**What you should do**: Setting aside any pictures, reproduce the data exactly.

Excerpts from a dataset
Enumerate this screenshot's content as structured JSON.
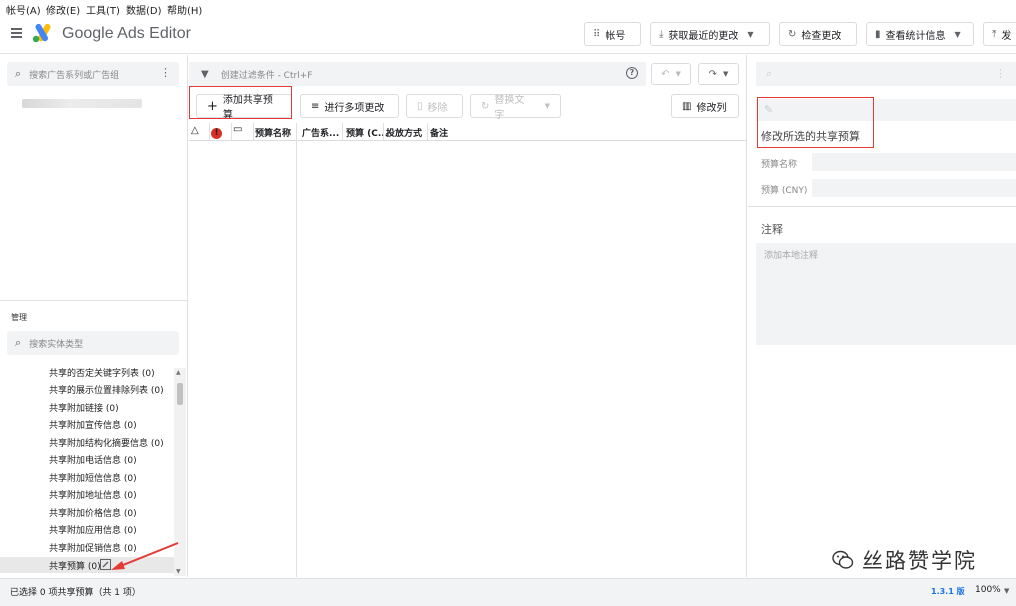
{
  "menu": [
    {
      "label": "帐号(A)"
    },
    {
      "label": "修改(E)"
    },
    {
      "label": "工具(T)"
    },
    {
      "label": "数据(D)"
    },
    {
      "label": "帮助(H)"
    }
  ],
  "header": {
    "brand": "Google Ads Editor",
    "buttons": {
      "accounts": "帐号",
      "get_changes": "获取最近的更改",
      "check_changes": "检查更改",
      "view_stats": "查看统计信息",
      "post": "发"
    }
  },
  "left_panel": {
    "search_placeholder": "搜索广告系列或广告组",
    "management_label": "管理",
    "entity_search_placeholder": "搜索实体类型",
    "tree_items": [
      "共享的否定关键字列表 (0)",
      "共享的展示位置排除列表 (0)",
      "共享附加链接 (0)",
      "共享附加宣传信息 (0)",
      "共享附加结构化摘要信息 (0)",
      "共享附加电话信息 (0)",
      "共享附加短信信息 (0)",
      "共享附加地址信息 (0)",
      "共享附加价格信息 (0)",
      "共享附加应用信息 (0)",
      "共享附加促销信息 (0)",
      "共享预算 (0)"
    ]
  },
  "center_panel": {
    "filter_placeholder": "创建过滤条件 - Ctrl+F",
    "toolbar": {
      "add_shared_budget": "添加共享预算",
      "bulk_changes": "进行多项更改",
      "remove": "移除",
      "replace_text": "替换文字",
      "modify_columns": "修改列"
    },
    "columns": [
      "预算名称",
      "广告系...",
      "预算 (C...",
      "投放方式",
      "备注"
    ]
  },
  "right_panel": {
    "edit_title": "修改所选的共享预算",
    "budget_name_label": "预算名称",
    "budget_amount_label": "预算 (CNY)",
    "notes_heading": "注释",
    "notes_placeholder": "添加本地注释"
  },
  "status_bar": {
    "selection_text": "已选择 0 项共享预算（共 1 项）",
    "version": "1.3.1 版",
    "zoom": "100%"
  },
  "watermark": {
    "text": "丝路赞学院"
  },
  "colors": {
    "highlight_red": "#e53935",
    "google_blue": "#4285f4",
    "google_yellow": "#fbbc04",
    "google_green": "#34a853",
    "error_red": "#d93025",
    "version_blue": "#1a73e8"
  }
}
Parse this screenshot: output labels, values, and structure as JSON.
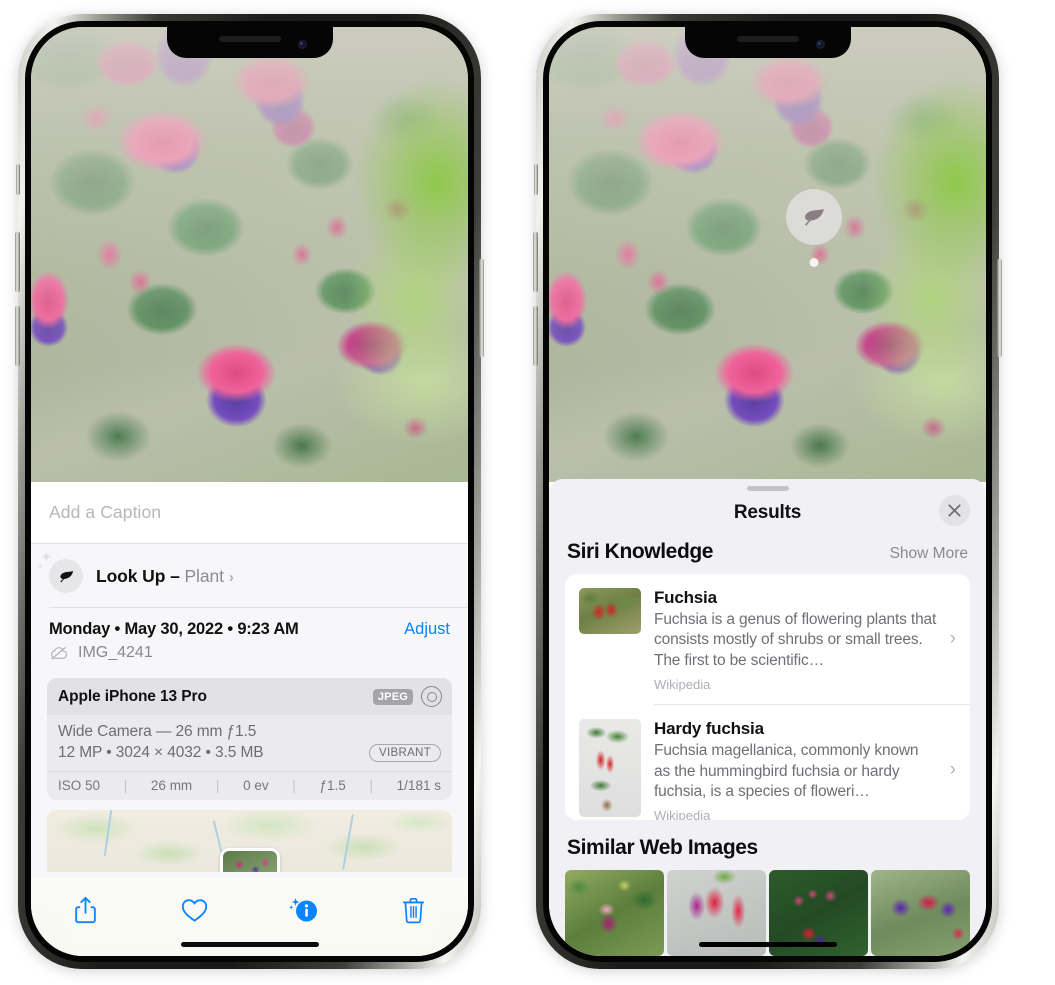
{
  "left_phone": {
    "caption_placeholder": "Add a Caption",
    "lookup": {
      "label": "Look Up",
      "dash": "–",
      "subject": "Plant",
      "chevron": "›",
      "icon": "leaf-icon"
    },
    "meta": {
      "date": "Monday • May 30, 2022 • 9:23 AM",
      "adjust_label": "Adjust",
      "filename": "IMG_4241",
      "cloud_icon": "cloud-slash-icon"
    },
    "camera": {
      "model": "Apple iPhone 13 Pro",
      "format_badge": "JPEG",
      "raw_icon": "raw-ring-icon",
      "lens_line": "Wide Camera — 26 mm ƒ1.5",
      "spec_line": "12 MP • 3024 × 4032 • 3.5 MB",
      "style_badge": "VIBRANT",
      "exif": [
        "ISO 50",
        "26 mm",
        "0 ev",
        "ƒ1.5",
        "1/181 s"
      ]
    },
    "toolbar": {
      "share_label": "share-button",
      "favorite_label": "favorite-button",
      "info_label": "info-button",
      "delete_label": "delete-button"
    }
  },
  "right_phone": {
    "badge_icon": "leaf-icon",
    "sheet": {
      "title": "Results",
      "close_label": "✕"
    },
    "siri_knowledge": {
      "heading": "Siri Knowledge",
      "show_more": "Show More",
      "items": [
        {
          "title": "Fuchsia",
          "description": "Fuchsia is a genus of flowering plants that consists mostly of shrubs or small trees. The first to be scientific…",
          "source": "Wikipedia",
          "chevron": "›"
        },
        {
          "title": "Hardy fuchsia",
          "description": "Fuchsia magellanica, commonly known as the hummingbird fuchsia or hardy fuchsia, is a species of floweri…",
          "source": "Wikipedia",
          "chevron": "›"
        }
      ]
    },
    "similar_web_images": {
      "heading": "Similar Web Images",
      "count": 4
    }
  },
  "colors": {
    "accent_blue": "#0a84ff",
    "sheet_bg": "#f1f1f5",
    "card_bg": "#ffffff",
    "secondary_text": "#8a8a8f"
  }
}
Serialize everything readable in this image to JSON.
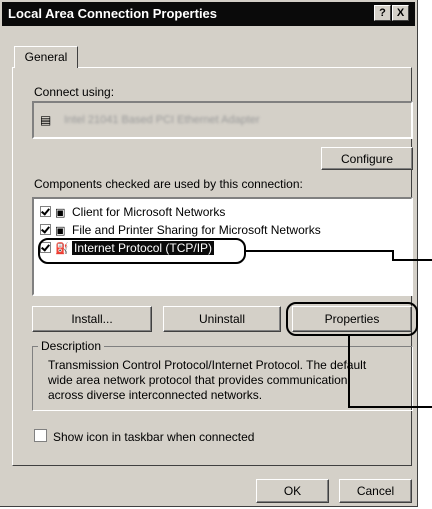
{
  "window": {
    "title": "Local Area Connection Properties",
    "help_label": "?",
    "close_label": "X"
  },
  "tabs": [
    {
      "label": "General",
      "active": true
    }
  ],
  "connect_using": {
    "label": "Connect using:",
    "adapter_name": "Intel 21041 Based PCI Ethernet Adapter"
  },
  "configure_label": "Configure",
  "components": {
    "label": "Components checked are used by this connection:",
    "items": [
      {
        "label": "Client for Microsoft Networks",
        "checked": true,
        "selected": false
      },
      {
        "label": "File and Printer Sharing for Microsoft Networks",
        "checked": true,
        "selected": false
      },
      {
        "label": "Internet Protocol (TCP/IP)",
        "checked": true,
        "selected": true
      }
    ]
  },
  "actions": {
    "install_label": "Install...",
    "uninstall_label": "Uninstall",
    "properties_label": "Properties"
  },
  "description": {
    "title": "Description",
    "text": "Transmission Control Protocol/Internet Protocol. The default wide area network protocol that provides communication across diverse interconnected networks."
  },
  "taskbar_option": {
    "label": "Show icon in taskbar when connected",
    "checked": false
  },
  "footer": {
    "ok_label": "OK",
    "cancel_label": "Cancel"
  },
  "colors": {
    "dialog_face": "#d4d0c8",
    "titlebar": "#0a0a0a",
    "selection": "#0a0a0a"
  }
}
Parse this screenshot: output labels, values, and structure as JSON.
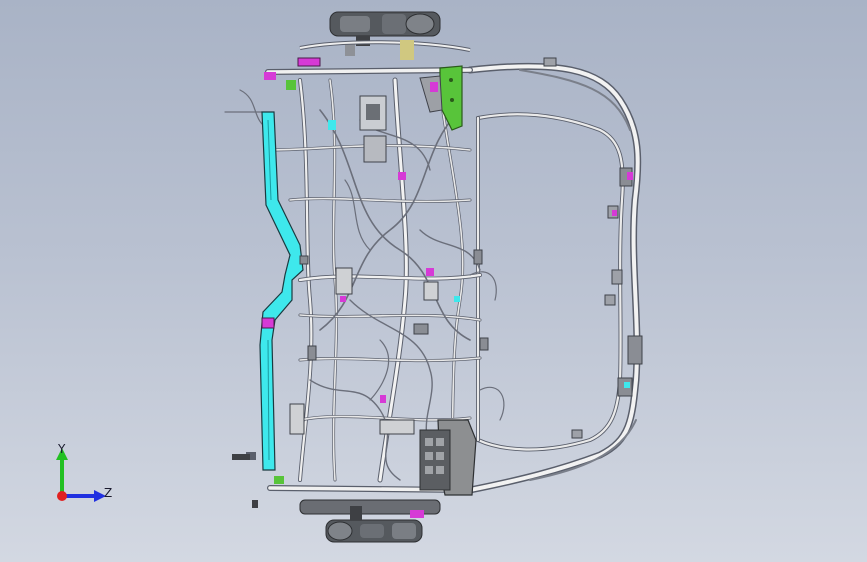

**Response to the exercise**:
Enumerate this screenshot's content as structured JSON.
{
  "menu": [
    {
      "label": "帐号(A)"
    },
    {
      "label": "修改(E)"
    },
    {
      "label": "工具(T)"
    },
    {
      "label": "数据(D)"
    },
    {
      "label": "帮助(H)"
    }
  ],
  "header": {
    "brand": "Google Ads Editor",
    "buttons": {
      "accounts": "帐号",
      "get_changes": "获取最近的更改",
      "check_changes": "检查更改",
      "view_stats": "查看统计信息",
      "post": "发"
    }
  },
  "left_panel": {
    "search_placeholder": "搜索广告系列或广告组",
    "management_label": "管理",
    "entity_search_placeholder": "搜索实体类型",
    "tree_items": [
      "共享的否定关键字列表 (0)",
      "共享的展示位置排除列表 (0)",
      "共享附加链接 (0)",
      "共享附加宣传信息 (0)",
      "共享附加结构化摘要信息 (0)",
      "共享附加电话信息 (0)",
      "共享附加短信信息 (0)",
      "共享附加地址信息 (0)",
      "共享附加价格信息 (0)",
      "共享附加应用信息 (0)",
      "共享附加促销信息 (0)",
      "共享预算 (0)"
    ]
  },
  "center_panel": {
    "filter_placeholder": "创建过滤条件 - Ctrl+F",
    "toolbar": {
      "add_shared_budget": "添加共享预算",
      "bulk_changes": "进行多项更改",
      "remove": "移除",
      "replace_text": "替换文字",
      "modify_columns": "修改列"
    },
    "columns": [
      "预算名称",
      "广告系...",
      "预算 (C...",
      "投放方式",
      "备注"
    ]
  },
  "right_panel": {
    "edit_title": "修改所选的共享预算",
    "budget_name_label": "预算名称",
    "budget_amount_label": "预算 (CNY)",
    "notes_heading": "注释",
    "notes_placeholder": "添加本地注释"
  },
  "status_bar": {
    "selection_text": "已选择 0 项共享预算（共 1 项）",
    "version": "1.3.1 版",
    "zoom": "100%"
  },
  "watermark": {
    "text": "丝路赞学院"
  },
  "colors": {
    "highlight_red": "#e53935",
    "google_blue": "#4285f4",
    "google_yellow": "#fbbc04",
    "google_green": "#34a853",
    "error_red": "#d93025",
    "version_blue": "#1a73e8"
  }
}
Parse this screenshot: output labels, values, and structure as JSON.
{
  "left_phone": {
    "caption_placeholder": "Add a Caption",
    "lookup": {
      "label": "Look Up",
      "dash": "–",
      "subject": "Plant",
      "chevron": "›",
      "icon": "leaf-icon"
    },
    "meta": {
      "date": "Monday • May 30, 2022 • 9:23 AM",
      "adjust_label": "Adjust",
      "filename": "IMG_4241",
      "cloud_icon": "cloud-slash-icon"
    },
    "camera": {
      "model": "Apple iPhone 13 Pro",
      "format_badge": "JPEG",
      "raw_icon": "raw-ring-icon",
      "lens_line": "Wide Camera — 26 mm ƒ1.5",
      "spec_line": "12 MP • 3024 × 4032 • 3.5 MB",
      "style_badge": "VIBRANT",
      "exif": [
        "ISO 50",
        "26 mm",
        "0 ev",
        "ƒ1.5",
        "1/181 s"
      ]
    },
    "toolbar": {
      "share_label": "share-button",
      "favorite_label": "favorite-button",
      "info_label": "info-button",
      "delete_label": "delete-button"
    }
  },
  "right_phone": {
    "badge_icon": "leaf-icon",
    "sheet": {
      "title": "Results",
      "close_label": "✕"
    },
    "siri_knowledge": {
      "heading": "Siri Knowledge",
      "show_more": "Show More",
      "items": [
        {
          "title": "Fuchsia",
          "description": "Fuchsia is a genus of flowering plants that consists mostly of shrubs or small trees. The first to be scientific…",
          "source": "Wikipedia",
          "chevron": "›"
        },
        {
          "title": "Hardy fuchsia",
          "description": "Fuchsia magellanica, commonly known as the hummingbird fuchsia or hardy fuchsia, is a species of floweri…",
          "source": "Wikipedia",
          "chevron": "›"
        }
      ]
    },
    "similar_web_images": {
      "heading": "Similar Web Images",
      "count": 4
    }
  },
  "colors": {
    "accent_blue": "#0a84ff",
    "sheet_bg": "#f1f1f5",
    "card_bg": "#ffffff",
    "secondary_text": "#8a8a8f"
  }
}
Serialize everything readable in this image to JSON.
{
  "window": {
    "title": "Local Area Connection Properties",
    "help_label": "?",
    "close_label": "X"
  },
  "tabs": [
    {
      "label": "General",
      "active": true
    }
  ],
  "connect_using": {
    "label": "Connect using:",
    "adapter_name": "Intel 21041 Based PCI Ethernet Adapter"
  },
  "configure_label": "Configure",
  "components": {
    "label": "Components checked are used by this connection:",
    "items": [
      {
        "label": "Client for Microsoft Networks",
        "checked": true,
        "selected": false
      },
      {
        "label": "File and Printer Sharing for Microsoft Networks",
        "checked": true,
        "selected": false
      },
      {
        "label": "Internet Protocol (TCP/IP)",
        "checked": true,
        "selected": true
      }
    ]
  },
  "actions": {
    "install_label": "Install...",
    "uninstall_label": "Uninstall",
    "properties_label": "Properties"
  },
  "description": {
    "title": "Description",
    "text": "Transmission Control Protocol/Internet Protocol. The default wide area network protocol that provides communication across diverse interconnected networks."
  },
  "taskbar_option": {
    "label": "Show icon in taskbar when connected",
    "checked": false
  },
  "footer": {
    "ok_label": "OK",
    "cancel_label": "Cancel"
  },
  "colors": {
    "dialog_face": "#d4d0c8",
    "titlebar": "#0a0a0a",
    "selection": "#0a0a0a"
  }
}
Parse this screenshot: output labels, values, and structure as JSON.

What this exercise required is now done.